The procedural rule appears to provide for a separate procedure for each entity that the CFPB wishes to oversee. However, by publishing decisions and orders in such proceedings, the amendment will allow the CFPB to send a strong signal to all market participants about certain practices or products that it believes pose a risk to consumers and are subject to further regulatory or enforcement action could .
On May 11, 2022, Ballard Spahr will host a webinar entitled “CFPB Director Rohit Chopra: Do his words speak louder than his actions?”. The webinar will address this CFPB development as well as several other activities conducted under the direction of Director Chopra. Click here to register.

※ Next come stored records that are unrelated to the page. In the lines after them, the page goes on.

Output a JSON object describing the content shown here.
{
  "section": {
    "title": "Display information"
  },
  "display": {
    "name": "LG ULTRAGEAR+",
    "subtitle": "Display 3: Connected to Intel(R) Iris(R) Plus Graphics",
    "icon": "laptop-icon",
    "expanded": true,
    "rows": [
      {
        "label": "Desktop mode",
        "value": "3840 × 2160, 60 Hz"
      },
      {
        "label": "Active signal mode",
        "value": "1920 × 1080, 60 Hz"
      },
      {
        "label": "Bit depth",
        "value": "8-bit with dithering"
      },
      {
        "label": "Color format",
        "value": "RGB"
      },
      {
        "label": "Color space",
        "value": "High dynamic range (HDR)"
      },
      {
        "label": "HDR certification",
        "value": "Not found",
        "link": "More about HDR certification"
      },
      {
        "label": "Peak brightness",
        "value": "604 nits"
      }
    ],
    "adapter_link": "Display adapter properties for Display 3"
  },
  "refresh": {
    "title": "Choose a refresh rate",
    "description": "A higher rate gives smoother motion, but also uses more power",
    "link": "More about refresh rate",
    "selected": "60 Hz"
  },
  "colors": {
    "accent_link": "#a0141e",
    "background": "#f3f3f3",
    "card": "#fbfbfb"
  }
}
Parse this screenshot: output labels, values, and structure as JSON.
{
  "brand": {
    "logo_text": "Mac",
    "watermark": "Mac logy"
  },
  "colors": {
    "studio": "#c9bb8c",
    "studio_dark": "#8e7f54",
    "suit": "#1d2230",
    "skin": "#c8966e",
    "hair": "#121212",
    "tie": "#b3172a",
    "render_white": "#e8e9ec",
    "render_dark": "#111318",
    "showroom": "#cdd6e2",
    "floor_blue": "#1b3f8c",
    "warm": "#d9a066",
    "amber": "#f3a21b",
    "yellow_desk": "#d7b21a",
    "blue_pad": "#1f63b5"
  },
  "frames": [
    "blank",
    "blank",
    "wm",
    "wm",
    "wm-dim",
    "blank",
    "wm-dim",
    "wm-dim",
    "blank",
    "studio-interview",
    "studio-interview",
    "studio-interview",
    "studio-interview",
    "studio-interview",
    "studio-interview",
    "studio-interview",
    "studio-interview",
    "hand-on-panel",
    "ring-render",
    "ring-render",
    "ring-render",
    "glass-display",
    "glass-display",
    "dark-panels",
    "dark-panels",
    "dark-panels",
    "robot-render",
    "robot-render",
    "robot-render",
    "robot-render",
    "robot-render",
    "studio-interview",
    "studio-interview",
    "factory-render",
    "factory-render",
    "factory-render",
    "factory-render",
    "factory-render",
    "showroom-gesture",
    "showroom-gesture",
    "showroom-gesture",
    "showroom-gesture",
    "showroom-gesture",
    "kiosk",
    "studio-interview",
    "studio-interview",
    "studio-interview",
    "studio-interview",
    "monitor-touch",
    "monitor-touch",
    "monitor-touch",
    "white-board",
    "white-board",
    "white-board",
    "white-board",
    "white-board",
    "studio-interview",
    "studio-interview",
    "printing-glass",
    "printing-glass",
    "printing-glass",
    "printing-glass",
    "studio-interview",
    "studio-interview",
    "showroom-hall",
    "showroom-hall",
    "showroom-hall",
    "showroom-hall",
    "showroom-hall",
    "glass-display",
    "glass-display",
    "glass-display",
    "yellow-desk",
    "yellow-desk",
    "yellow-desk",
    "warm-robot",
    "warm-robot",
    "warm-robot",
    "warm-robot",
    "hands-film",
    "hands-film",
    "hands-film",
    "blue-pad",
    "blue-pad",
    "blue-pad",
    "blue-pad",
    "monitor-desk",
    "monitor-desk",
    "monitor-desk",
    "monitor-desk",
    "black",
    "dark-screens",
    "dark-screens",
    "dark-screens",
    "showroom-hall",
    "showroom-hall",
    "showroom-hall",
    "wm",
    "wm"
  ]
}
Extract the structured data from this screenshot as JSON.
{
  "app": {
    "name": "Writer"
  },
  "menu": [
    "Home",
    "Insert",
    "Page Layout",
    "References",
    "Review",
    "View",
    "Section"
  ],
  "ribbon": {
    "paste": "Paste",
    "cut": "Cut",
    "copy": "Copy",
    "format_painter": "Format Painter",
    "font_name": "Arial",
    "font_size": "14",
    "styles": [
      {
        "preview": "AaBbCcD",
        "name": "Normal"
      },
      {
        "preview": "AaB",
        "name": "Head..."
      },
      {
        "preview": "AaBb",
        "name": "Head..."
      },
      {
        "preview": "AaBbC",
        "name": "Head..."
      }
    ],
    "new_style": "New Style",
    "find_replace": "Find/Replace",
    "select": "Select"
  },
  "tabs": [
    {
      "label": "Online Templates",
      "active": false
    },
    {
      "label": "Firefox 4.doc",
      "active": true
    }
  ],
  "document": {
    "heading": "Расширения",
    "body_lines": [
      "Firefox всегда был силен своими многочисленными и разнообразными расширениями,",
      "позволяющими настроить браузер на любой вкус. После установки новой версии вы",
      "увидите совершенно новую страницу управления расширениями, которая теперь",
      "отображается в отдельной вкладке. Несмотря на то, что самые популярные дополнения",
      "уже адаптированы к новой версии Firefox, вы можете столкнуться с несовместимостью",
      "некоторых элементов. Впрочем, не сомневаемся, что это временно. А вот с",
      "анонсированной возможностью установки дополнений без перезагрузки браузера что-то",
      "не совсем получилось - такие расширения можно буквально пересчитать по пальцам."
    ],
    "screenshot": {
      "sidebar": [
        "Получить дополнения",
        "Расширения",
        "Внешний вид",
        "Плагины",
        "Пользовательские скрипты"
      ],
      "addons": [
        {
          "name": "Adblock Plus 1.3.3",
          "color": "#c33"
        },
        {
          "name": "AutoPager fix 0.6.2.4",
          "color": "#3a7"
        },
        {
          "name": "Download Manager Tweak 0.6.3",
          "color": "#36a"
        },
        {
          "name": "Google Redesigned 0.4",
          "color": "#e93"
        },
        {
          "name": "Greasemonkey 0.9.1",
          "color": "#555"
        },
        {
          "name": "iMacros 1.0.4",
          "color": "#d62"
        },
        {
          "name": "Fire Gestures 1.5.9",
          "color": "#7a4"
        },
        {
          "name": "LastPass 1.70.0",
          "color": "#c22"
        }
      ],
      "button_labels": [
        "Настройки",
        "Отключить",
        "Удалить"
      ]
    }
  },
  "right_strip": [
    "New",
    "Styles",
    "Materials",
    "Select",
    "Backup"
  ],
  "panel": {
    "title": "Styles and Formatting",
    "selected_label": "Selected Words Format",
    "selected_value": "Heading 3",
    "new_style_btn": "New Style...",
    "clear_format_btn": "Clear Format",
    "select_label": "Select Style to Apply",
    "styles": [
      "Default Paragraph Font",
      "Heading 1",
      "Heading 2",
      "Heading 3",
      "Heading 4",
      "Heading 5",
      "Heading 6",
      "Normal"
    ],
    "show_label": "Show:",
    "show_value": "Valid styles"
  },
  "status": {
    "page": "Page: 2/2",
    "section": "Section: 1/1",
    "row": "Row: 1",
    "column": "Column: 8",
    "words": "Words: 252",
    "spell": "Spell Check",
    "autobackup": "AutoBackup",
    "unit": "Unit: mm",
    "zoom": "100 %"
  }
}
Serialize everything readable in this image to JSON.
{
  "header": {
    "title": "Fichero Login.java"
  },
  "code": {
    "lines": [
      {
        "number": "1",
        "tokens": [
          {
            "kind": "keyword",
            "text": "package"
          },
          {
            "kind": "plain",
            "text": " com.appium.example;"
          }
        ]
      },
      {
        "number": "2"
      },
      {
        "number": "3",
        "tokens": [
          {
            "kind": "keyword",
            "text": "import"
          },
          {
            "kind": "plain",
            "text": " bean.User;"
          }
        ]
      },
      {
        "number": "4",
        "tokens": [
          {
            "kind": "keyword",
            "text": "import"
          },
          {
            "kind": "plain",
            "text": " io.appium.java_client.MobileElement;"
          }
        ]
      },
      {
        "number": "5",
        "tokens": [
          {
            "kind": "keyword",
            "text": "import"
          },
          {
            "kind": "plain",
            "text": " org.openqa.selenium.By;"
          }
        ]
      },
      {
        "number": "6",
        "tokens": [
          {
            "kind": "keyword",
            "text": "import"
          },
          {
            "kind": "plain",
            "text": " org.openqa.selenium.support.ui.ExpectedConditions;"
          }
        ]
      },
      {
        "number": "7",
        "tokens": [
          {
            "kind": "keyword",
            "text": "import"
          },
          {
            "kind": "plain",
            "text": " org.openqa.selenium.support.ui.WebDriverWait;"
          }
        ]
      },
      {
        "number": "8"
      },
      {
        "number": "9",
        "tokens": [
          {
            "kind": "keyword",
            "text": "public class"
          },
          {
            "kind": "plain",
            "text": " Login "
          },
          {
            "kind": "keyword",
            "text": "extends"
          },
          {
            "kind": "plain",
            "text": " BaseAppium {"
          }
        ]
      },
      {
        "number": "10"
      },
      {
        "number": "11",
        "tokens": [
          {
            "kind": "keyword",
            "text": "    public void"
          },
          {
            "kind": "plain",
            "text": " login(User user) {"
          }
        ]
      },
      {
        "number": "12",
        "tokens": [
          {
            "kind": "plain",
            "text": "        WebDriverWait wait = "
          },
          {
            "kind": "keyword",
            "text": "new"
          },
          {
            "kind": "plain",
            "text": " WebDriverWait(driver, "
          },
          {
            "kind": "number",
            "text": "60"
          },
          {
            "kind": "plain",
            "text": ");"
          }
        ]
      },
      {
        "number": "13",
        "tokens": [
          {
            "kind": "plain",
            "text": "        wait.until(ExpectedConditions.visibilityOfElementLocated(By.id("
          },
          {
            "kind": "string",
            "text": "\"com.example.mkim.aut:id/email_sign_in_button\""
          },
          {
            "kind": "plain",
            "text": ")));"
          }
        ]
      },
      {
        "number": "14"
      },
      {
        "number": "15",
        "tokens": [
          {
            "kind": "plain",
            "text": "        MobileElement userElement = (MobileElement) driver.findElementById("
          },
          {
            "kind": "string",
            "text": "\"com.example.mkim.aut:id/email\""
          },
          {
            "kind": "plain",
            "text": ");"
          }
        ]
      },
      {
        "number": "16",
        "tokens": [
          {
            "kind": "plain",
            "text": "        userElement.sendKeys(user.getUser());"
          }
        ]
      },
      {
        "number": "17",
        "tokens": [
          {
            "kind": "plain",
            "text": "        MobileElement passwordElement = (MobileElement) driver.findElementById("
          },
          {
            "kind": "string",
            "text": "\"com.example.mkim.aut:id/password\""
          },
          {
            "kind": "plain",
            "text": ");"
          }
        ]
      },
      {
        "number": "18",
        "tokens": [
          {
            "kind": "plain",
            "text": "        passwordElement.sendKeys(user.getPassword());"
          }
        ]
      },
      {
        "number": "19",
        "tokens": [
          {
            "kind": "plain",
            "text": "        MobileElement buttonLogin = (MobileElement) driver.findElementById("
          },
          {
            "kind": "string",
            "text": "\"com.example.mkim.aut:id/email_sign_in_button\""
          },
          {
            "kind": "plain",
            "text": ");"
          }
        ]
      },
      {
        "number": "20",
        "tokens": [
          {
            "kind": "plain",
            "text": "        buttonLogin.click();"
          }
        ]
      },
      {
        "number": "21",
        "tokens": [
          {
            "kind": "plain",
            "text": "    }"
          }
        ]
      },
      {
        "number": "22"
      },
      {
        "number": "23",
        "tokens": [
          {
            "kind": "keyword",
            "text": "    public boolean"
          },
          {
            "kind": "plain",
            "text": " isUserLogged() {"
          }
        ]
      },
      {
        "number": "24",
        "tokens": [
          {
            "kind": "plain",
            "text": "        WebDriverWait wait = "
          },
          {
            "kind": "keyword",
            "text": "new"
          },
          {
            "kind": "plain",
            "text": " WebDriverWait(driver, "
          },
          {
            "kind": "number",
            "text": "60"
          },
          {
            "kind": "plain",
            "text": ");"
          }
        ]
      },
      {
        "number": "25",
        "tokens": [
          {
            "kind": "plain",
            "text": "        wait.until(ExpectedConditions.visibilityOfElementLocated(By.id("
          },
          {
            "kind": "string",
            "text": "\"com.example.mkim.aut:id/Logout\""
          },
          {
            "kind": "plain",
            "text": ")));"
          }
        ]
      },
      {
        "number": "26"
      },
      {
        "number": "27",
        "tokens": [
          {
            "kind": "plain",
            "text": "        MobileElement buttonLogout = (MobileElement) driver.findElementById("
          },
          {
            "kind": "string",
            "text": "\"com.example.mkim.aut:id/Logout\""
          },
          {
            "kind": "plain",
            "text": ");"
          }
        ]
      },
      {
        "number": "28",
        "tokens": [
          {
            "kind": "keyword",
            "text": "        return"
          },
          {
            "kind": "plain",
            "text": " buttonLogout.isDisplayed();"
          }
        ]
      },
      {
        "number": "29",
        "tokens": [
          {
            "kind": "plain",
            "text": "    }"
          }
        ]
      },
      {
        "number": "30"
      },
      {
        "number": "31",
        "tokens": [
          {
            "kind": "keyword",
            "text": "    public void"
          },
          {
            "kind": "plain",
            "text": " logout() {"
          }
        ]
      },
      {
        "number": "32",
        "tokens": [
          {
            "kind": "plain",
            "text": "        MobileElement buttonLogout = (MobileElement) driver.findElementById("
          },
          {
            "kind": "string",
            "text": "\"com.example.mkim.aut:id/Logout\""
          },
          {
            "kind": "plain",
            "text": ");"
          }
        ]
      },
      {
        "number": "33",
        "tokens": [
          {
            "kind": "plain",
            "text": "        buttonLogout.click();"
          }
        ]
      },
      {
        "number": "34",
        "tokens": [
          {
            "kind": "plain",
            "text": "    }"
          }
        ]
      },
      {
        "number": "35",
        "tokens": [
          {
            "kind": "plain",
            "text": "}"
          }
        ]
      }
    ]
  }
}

The CFPB’s plan to oversee more non-banks could also have implications for government oversight of non-banks. In recent years, we’ve seen a number of states enact mini-CFPBs to fill the “regulatory gap” many feared during the Trump administration, including California, New York, New Jersey, Maryland, Pennsylvania and Virginia . When these laws were enacted, these states expressed concern about the deregulation of consumer credit providers, including those involved as non-bank partners in banking partnerships and non-bank providers of alternative credit products. With the CFPB’s increased oversight of non-banks, one would at least expect increased scrutiny of non-banks by government mini-CFPBs. In addition to requests from regulators, such as Maine’s request earlier this year, sent to non-banks in banking partnerships, non-banks involved in these business activities could see increased attention from attorneys general, additional and more substantive state reviews, and new licenses and regulations for an earlier one “Non-Regulated” Business.